> **WHAT TO PRODUCE**
Only the lines that hold "date" should be in the answer, each copied from the data below.

____________________

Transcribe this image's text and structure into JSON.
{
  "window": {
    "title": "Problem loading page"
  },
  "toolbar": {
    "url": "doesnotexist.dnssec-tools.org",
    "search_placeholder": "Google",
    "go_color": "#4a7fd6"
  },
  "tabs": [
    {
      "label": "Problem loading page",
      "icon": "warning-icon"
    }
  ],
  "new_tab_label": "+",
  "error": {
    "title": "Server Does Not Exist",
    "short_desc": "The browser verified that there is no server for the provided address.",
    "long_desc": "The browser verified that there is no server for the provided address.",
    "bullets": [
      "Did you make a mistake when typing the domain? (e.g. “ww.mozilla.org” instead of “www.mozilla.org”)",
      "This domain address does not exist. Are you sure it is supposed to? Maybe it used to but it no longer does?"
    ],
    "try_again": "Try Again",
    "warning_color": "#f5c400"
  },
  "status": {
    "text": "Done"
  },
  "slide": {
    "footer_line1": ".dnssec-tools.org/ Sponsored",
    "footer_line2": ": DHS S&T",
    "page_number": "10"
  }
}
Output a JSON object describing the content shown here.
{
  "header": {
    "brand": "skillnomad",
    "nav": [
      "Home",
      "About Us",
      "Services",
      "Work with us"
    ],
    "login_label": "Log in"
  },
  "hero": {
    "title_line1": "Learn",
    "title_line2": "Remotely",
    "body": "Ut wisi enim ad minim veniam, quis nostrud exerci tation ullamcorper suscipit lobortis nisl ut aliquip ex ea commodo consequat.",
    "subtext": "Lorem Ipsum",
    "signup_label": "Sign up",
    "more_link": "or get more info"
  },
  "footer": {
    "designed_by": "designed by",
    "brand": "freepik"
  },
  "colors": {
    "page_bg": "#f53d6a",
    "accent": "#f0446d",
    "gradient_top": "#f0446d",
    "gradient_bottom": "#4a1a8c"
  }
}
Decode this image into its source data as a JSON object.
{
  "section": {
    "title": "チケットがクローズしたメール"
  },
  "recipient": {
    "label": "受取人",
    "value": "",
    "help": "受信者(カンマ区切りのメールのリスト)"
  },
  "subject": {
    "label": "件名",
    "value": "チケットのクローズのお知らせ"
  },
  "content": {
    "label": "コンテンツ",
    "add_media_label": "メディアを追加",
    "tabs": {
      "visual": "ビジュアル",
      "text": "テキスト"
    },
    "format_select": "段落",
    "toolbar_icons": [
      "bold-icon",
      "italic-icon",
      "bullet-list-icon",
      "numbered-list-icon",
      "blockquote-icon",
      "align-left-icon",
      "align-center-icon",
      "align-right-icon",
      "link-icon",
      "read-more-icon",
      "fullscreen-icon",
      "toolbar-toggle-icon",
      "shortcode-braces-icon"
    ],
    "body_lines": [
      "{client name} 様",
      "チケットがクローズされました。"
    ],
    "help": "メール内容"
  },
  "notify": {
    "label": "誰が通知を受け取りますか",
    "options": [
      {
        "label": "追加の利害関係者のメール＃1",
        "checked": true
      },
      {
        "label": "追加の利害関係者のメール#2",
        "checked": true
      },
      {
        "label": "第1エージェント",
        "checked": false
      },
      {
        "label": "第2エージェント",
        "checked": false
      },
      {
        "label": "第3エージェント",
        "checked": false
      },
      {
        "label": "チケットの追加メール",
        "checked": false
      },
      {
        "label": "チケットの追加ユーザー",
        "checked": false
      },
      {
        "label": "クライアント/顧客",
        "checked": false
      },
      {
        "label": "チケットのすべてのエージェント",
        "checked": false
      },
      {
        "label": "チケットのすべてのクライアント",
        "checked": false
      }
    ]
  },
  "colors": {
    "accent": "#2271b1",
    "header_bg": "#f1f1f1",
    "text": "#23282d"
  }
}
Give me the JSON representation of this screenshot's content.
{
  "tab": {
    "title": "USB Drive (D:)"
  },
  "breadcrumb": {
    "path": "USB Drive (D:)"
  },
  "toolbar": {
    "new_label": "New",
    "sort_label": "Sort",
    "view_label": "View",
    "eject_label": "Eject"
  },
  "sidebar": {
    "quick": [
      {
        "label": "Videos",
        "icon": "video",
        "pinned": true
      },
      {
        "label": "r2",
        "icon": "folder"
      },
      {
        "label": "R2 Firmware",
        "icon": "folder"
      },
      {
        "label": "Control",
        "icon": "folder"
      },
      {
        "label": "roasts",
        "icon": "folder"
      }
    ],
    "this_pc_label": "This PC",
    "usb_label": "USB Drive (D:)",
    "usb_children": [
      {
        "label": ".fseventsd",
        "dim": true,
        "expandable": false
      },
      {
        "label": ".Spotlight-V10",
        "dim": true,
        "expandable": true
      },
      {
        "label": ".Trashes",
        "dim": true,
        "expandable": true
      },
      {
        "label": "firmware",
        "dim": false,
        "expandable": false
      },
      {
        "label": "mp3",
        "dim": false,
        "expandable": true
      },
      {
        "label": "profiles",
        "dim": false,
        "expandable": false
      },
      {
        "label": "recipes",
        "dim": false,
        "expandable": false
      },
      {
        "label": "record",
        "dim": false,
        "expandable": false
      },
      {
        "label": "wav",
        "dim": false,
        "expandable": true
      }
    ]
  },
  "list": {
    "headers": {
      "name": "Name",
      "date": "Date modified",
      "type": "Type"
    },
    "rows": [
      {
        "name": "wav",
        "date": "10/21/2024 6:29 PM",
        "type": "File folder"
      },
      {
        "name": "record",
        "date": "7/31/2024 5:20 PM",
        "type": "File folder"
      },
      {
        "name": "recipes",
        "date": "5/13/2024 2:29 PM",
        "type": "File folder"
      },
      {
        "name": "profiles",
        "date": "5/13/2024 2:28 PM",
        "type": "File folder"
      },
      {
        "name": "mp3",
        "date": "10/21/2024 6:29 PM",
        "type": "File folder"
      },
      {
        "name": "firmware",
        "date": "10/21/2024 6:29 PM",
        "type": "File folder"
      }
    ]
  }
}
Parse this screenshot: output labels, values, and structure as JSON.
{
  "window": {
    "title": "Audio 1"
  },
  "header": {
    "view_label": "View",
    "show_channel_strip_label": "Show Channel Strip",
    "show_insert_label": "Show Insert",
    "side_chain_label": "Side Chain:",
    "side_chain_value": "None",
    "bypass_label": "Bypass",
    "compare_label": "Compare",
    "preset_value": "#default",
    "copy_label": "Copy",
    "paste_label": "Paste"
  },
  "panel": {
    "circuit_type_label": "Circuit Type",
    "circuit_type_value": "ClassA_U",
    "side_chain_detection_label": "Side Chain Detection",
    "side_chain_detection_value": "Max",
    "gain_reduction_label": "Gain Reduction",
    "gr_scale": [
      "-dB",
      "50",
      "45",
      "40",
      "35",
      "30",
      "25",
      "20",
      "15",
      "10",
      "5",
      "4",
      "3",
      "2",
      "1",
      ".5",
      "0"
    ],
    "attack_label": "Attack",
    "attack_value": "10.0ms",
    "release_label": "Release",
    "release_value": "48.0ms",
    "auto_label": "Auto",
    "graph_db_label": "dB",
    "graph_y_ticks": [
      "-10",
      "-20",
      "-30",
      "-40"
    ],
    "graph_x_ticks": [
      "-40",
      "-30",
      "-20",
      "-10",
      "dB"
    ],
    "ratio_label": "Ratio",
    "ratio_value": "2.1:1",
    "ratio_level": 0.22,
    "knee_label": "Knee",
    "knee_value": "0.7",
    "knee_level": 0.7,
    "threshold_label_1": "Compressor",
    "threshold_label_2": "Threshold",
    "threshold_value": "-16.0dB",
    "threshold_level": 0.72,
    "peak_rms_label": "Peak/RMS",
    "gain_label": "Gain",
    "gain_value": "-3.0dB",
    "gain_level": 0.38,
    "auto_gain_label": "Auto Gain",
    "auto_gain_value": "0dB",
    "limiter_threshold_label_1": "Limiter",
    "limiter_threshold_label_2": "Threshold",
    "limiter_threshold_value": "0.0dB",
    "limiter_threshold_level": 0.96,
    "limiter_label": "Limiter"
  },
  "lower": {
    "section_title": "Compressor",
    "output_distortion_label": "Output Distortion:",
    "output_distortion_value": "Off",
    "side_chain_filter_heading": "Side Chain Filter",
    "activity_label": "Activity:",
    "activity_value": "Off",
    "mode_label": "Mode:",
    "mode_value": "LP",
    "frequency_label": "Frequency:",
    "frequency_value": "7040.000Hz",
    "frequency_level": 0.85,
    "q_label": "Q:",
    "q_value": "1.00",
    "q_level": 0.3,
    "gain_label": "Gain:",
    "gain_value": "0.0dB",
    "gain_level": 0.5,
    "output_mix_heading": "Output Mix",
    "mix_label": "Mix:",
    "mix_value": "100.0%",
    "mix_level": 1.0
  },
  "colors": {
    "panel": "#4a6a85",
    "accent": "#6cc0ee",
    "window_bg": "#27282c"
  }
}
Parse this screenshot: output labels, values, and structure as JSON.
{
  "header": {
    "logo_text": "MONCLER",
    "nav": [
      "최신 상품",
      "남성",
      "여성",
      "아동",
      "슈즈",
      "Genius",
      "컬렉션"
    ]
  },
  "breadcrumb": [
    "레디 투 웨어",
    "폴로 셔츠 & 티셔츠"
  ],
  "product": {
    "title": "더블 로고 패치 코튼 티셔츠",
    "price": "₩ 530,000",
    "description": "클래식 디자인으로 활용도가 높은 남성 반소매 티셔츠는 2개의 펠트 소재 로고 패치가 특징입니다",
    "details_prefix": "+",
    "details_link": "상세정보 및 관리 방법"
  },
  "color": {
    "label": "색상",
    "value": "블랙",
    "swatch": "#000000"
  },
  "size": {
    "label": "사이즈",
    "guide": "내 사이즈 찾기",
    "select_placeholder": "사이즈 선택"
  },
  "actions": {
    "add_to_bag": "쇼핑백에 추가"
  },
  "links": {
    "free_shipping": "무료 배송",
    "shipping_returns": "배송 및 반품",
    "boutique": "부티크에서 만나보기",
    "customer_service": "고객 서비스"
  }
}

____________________

> **RESPONSE FOR THIS EXERCISE**
      "date": "Date modified",
        "date": "10/21/2024 6:29 PM",
        "date": "7/31/2024 5:20 PM",
        "date": "5/13/2024 2:29 PM",
        "date": "5/13/2024 2:28 PM",
        "date": "10/21/2024 6:29 PM",
        "date": "10/21/2024 6:29 PM",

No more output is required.